You can reduce MTBF and increase the overall reliability of your application by catching failures early on and fixing them before they become problems.
5. Improve uptime with proactive root cause analysis
Collecting data from multiple sources gives you a holistic view of your application’s performance. But sending all that data to an observability tool can be expensive if you’re not careful about how much data you collect and send.
Data sent to observability tools should be as minimal as possible. We should only send the necessary data instead of everything we have.
For example, if you are using Middleware for monitoring, you should only send metrics required by Middleware and not send metrics it doesn’t need.
There are many ways to do this:
- Use custom time series for metrics that aren’t critical but might affect performance if they become too large (such as the number of requests per second).
- Send only high cardinality metrics (i.e., those with more than one value) when possible instead of a tuple containing every value in your application (e.g., request latency).
6. Reduce incidents, outages and unplanned Work
It’s common for an IT department to spend 30% of its time on non-value-added activities. An observability tool can help reduce incidents, outages and unplanned work by providing visibility into your application’s performance or availability.
Reduce incidents by creating more visibility into production systems (physical or virtual). With more visibility, you can detect anomalies before they become problems.
This lets you quickly resolve issues before they impact your users or customers.
Reduce unplanned work by helping your team find root causes faster. You can spot patterns across the entire infrastructure and identify issues at the source — instead of just reacting to symptoms.
Reduce outages by detecting problems before they impact customers and users. Detecting issues early on, you can take action before they become a problem — like getting a server back online quickly after an outage.
7. Prepare for the unplanned
Real-time diagnostics help you quickly identify problems as they occur.
By monitoring your systems’ performance over time, you can determine whether there is any deviation from standard behavior patterns and take action accordingly.
This will help reduce downtime costs associated with fixing critical bugs in production environments.
Before deploying observability tools, it’s hard to diagnose problems in real-time. For example, you might have a slow worker node or a resource contention issue.
The only way to find out is by inspecting the logs afterward. With observability tools, you can monitor your application in real-time and get visibility into your systems so you can fix issues as they happen.
This will help you avoid unplanned downtimes and increase uptime for your customers.
One of the most common ways to reduce costs is to identify and monitor for anomalies. For example, if you’re paying for storage only when needed, you can avoid paying for unused capacity.
Similarly, if your application uses 10TB of data per month but never more than 2TB at any one time, you can limit your storage costs by storing only 2TB in S3.
Observability is vital to maintaining a healthy infrastructure and reducing costs.
As we see in the above examples where sites that have suffered from downtime due to cascading errors, observability ensures that even simple changes are appropriately authorized and accounted for before implementation.
That’s what it means to keep an eye on your applications.
More and more companies are going to start pushing the envelope when it comes to increasing the visibility of their infrastructure.
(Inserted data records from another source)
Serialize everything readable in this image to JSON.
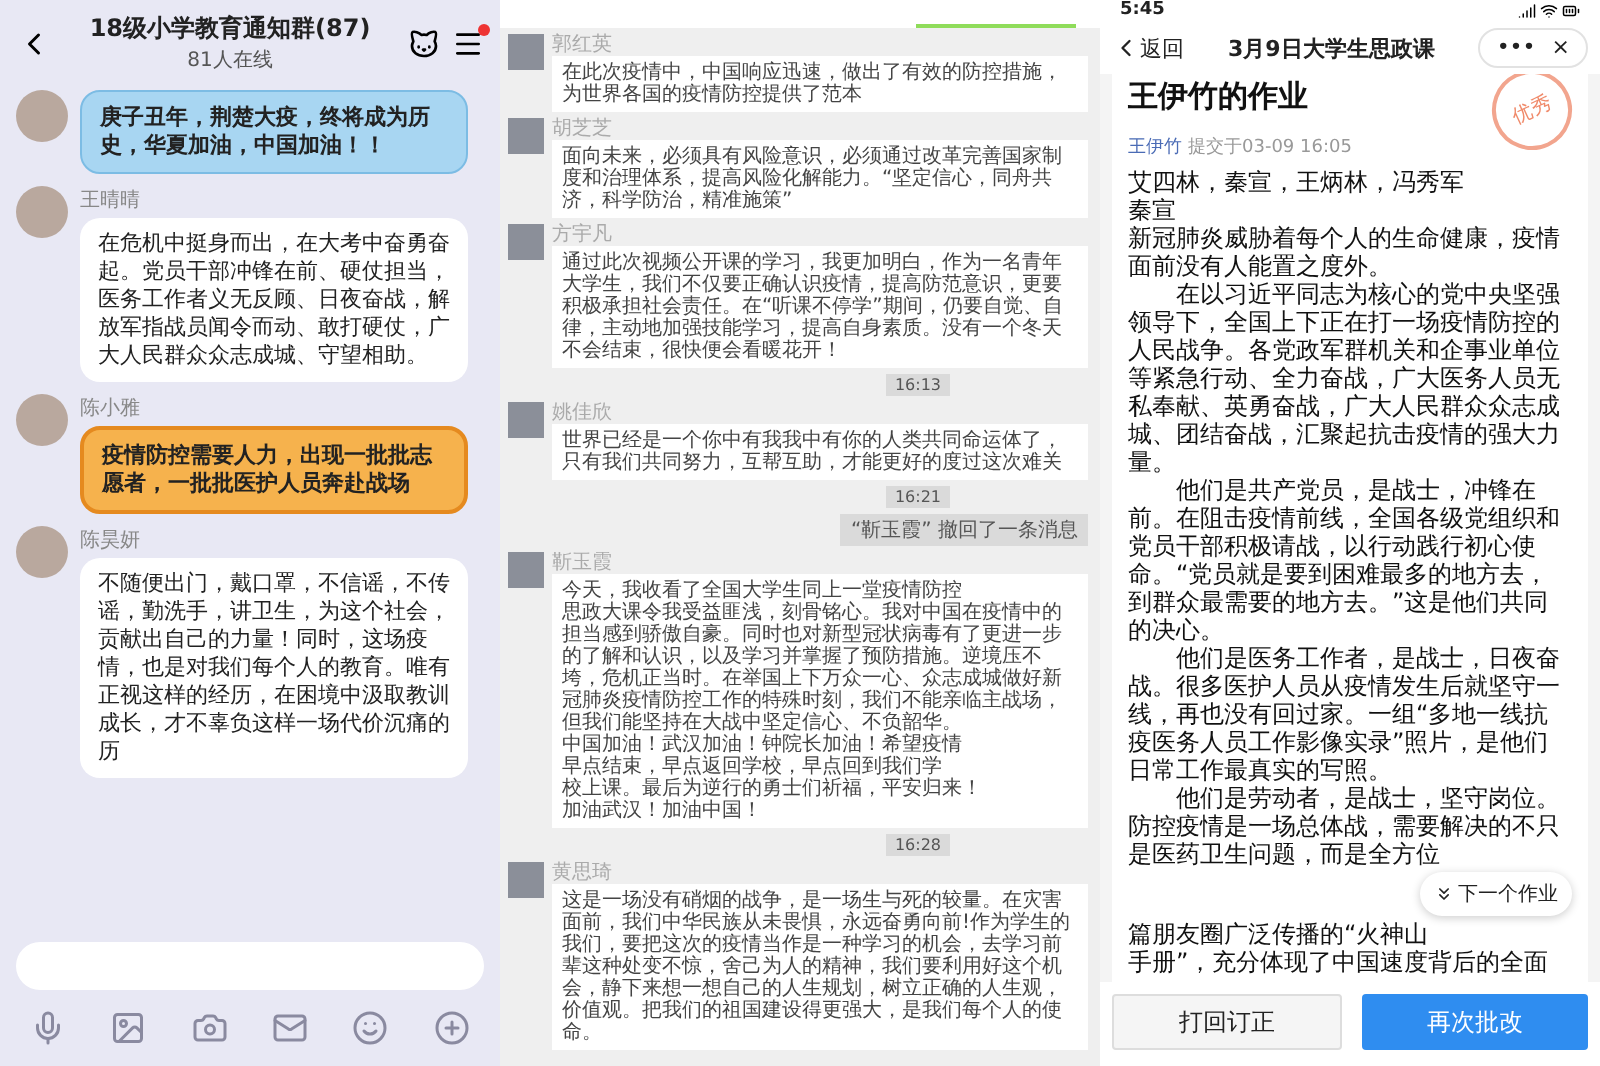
{
  "left_chat": {
    "title": "18级小学教育通知群(87)",
    "online": "81人在线",
    "messages": [
      {
        "kind": "blue",
        "text": "庚子丑年，荆楚大疫，终将成为历史，华夏加油，中国加油！！"
      },
      {
        "kind": "plain",
        "sender": "王晴晴",
        "text": "在危机中挺身而出，在大考中奋勇奋起。党员干部冲锋在前、硬仗担当，医务工作者义无反顾、日夜奋战，解放军指战员闻令而动、敢打硬仗，广大人民群众众志成城、守望相助。"
      },
      {
        "kind": "orange",
        "sender": "陈小雅",
        "text": "疫情防控需要人力，出现一批批志愿者，一批批医护人员奔赴战场"
      },
      {
        "kind": "plain",
        "sender": "陈昊妍",
        "text": "不随便出门，戴口罩，不信谣，不传谣，勤洗手，讲卫生，为这个社会，贡献出自己的力量！同时，这场疫情，也是对我们每个人的教育。唯有正视这样的经历，在困境中汲取教训成长，才不辜负这样一场代价沉痛的历"
      }
    ]
  },
  "middle_chat": {
    "items": [
      {
        "kind": "message",
        "sender": "郭红英",
        "text": "在此次疫情中，中国响应迅速，做出了有效的防控措施，为世界各国的疫情防控提供了范本"
      },
      {
        "kind": "message",
        "sender": "胡芝芝",
        "text": "面向未来，必须具有风险意识，必须通过改革完善国家制度和治理体系，提高风险化解能力。“坚定信心，同舟共济，科学防治，精准施策”"
      },
      {
        "kind": "message",
        "sender": "方宇凡",
        "text": "通过此次视频公开课的学习，我更加明白，作为一名青年大学生，我们不仅要正确认识疫情，提高防范意识，更要积极承担社会责任。在“听课不停学”期间，仍要自觉、自律，主动地加强技能学习，提高自身素质。没有一个冬天不会结束，很快便会看暖花开！"
      },
      {
        "kind": "time",
        "text": "16:13"
      },
      {
        "kind": "message",
        "sender": "姚佳欣",
        "text": "世界已经是一个你中有我我中有你的人类共同命运体了，只有我们共同努力，互帮互助，才能更好的度过这次难关"
      },
      {
        "kind": "time",
        "text": "16:21"
      },
      {
        "kind": "notice",
        "text": "“靳玉霞” 撤回了一条消息"
      },
      {
        "kind": "message",
        "sender": "靳玉霞",
        "lines": [
          "今天，我收看了全国大学生同上一堂疫情防控",
          "思政大课令我受益匪浅，刻骨铭心。我对中国在疫情中的担当感到骄傲自豪。同时也对新型冠状病毒有了更进一步的了解和认识，以及学习并掌握了预防措施。逆境压不垮，危机正当时。在举国上下万众一心、众志成城做好新冠肺炎疫情防控工作的特殊时刻，我们不能亲临主战场，但我们能坚持在大战中坚定信心、不负韶华。",
          "中国加油！武汉加油！钟院长加油！希望疫情",
          "早点结束，早点返回学校，早点回到我们学",
          "校上课。最后为逆行的勇士们祈福，平安归来！",
          "加油武汉！加油中国！"
        ]
      },
      {
        "kind": "time",
        "text": "16:28"
      },
      {
        "kind": "message",
        "sender": "黄思琦",
        "text": "这是一场没有硝烟的战争，是一场生与死的较量。在灾害面前，我们中华民族从未畏惧，永远奋勇向前!作为学生的我们，要把这次的疫情当作是一种学习的机会，去学习前辈这种处变不惊，舍己为人的精神，我们要利用好这个机会，静下来想一想自己的人生规划，树立正确的人生观，价值观。把我们的祖国建设得更强大，是我们每个人的使命。"
      }
    ]
  },
  "homework": {
    "status_time": "5:45",
    "back": "返回",
    "nav_title": "3月9日大学生思政课",
    "more": "•••",
    "close": "×",
    "title": "王伊竹的作业",
    "author": "王伊竹",
    "submitted": "提交于03-09 16:05",
    "stamp": "优秀",
    "paragraphs": [
      {
        "indent": false,
        "text": "艾四林，秦宣，王炳林，冯秀军"
      },
      {
        "indent": false,
        "text": "秦宣"
      },
      {
        "indent": false,
        "text": "新冠肺炎威胁着每个人的生命健康，疫情面前没有人能置之度外。"
      },
      {
        "indent": true,
        "text": "在以习近平同志为核心的党中央坚强领导下，全国上下正在打一场疫情防控的人民战争。各党政军群机关和企事业单位等紧急行动、全力奋战，广大医务人员无私奉献、英勇奋战，广大人民群众众志成城、团结奋战，汇聚起抗击疫情的强大力量。"
      },
      {
        "indent": true,
        "text": "他们是共产党员，是战士，冲锋在前。在阻击疫情前线，全国各级党组织和党员干部积极请战，以行动践行初心使命。“党员就是要到困难最多的地方去，到群众最需要的地方去。”这是他们共同的决心。"
      },
      {
        "indent": true,
        "text": "他们是医务工作者，是战士，日夜奋战。很多医护人员从疫情发生后就坚守一线，再也没有回过家。一组“多地一线抗疫医务人员工作影像实录”照片，是他们日常工作最真实的写照。"
      },
      {
        "indent": true,
        "text": "他们是劳动者，是战士，坚守岗位。防控疫情是一场总体战，需要解决的不只是医药卫生问题，而是全方位"
      }
    ],
    "fragments": [
      "篇朋友圈广泛传播的“火神山",
      "手册”，充分体现了中国速度背后的全面"
    ],
    "next_button": "下一个作业",
    "buttons": [
      {
        "kind": "secondary",
        "label": "打回订正"
      },
      {
        "kind": "primary",
        "label": "再次批改"
      }
    ]
  }
}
It’s not just important that your Apache servers are healthy.
Whether you’re operating a modern SaaS, large-scale websites, or enterprise applications, there’s no reason to lose sleep over troubleshooting that minor issue.
Middleware is here to help ensure you have all the information you need to make the best decisions. It’s never been so simple or cost-efficient. Sign up now to see it in action!